Integral, from 0 to 1, of dx/root(1-x^2)

1. Dec 3, 2014

leo255

1. The problem statement, all variables and given/known data

Integral, from 0 to 1, of dx/root(1-x^2)

2. Relevant equations

d/dx of arcsin = 1/root(1-x^2)

3. The attempt at a solution

Since d/dx of arcsin = 1/root(1-x^2), we have that the integral, from 0 to 1, of dx/root(1-x^2) equals to arcsin, from 0 to 1.

arcsin(1) - arcsin(0) = arcsin(1). I know I'm missing something here. What did I do wrong?

2. Dec 3, 2014

Zondrina

Nothing is wrong.

3. Dec 3, 2014

ehild

What is arcsin(1)?

4. Dec 3, 2014

leo255

arcsin(1) is pi/2. I asked someone in my class about this, and he said that I should be taking the limit, as b (or whatever other variable) approaches 1, from the left-hand side. Can you guys confirm if this is something that should be done for this problem?

5. Dec 3, 2014

Staff: Mentor

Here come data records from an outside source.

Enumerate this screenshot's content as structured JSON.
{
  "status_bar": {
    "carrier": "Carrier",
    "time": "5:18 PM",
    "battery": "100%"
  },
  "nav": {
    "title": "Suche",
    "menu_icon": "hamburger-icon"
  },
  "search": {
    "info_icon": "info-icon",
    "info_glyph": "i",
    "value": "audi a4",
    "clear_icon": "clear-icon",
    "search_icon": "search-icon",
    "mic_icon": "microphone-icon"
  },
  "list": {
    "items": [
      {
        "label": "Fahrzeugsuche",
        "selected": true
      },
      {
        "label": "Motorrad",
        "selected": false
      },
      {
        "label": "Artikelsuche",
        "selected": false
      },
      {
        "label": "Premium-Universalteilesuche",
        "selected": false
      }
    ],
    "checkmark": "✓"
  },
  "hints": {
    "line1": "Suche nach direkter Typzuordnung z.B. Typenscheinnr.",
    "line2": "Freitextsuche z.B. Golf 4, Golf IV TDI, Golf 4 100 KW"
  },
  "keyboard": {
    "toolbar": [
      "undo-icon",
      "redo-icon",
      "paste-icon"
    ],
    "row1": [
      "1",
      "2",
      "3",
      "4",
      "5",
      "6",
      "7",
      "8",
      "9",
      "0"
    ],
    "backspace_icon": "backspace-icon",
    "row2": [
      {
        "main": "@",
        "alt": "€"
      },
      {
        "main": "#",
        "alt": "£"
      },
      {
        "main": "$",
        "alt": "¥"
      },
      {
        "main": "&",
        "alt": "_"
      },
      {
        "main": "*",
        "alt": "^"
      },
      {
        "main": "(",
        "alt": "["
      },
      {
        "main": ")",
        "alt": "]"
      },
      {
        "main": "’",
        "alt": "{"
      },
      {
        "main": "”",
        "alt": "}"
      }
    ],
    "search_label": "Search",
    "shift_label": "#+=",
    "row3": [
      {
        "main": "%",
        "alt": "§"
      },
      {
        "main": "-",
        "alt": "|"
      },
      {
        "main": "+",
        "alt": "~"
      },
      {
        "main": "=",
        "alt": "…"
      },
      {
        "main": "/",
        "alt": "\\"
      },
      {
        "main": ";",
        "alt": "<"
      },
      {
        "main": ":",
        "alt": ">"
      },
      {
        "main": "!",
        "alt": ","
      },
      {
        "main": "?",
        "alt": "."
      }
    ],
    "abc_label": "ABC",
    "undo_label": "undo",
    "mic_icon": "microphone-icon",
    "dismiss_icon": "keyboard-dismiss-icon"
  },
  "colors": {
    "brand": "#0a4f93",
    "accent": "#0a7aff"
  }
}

Yes, this should be done. The integrand is undefined at x = 1, so the Fund. Thm. of Calculus doesn't apply. You can get around this by evaluating this limit:
$$\lim_{b \to 1^-}\int_0^b \frac{dx}{\sqrt{1 - x^2}}$$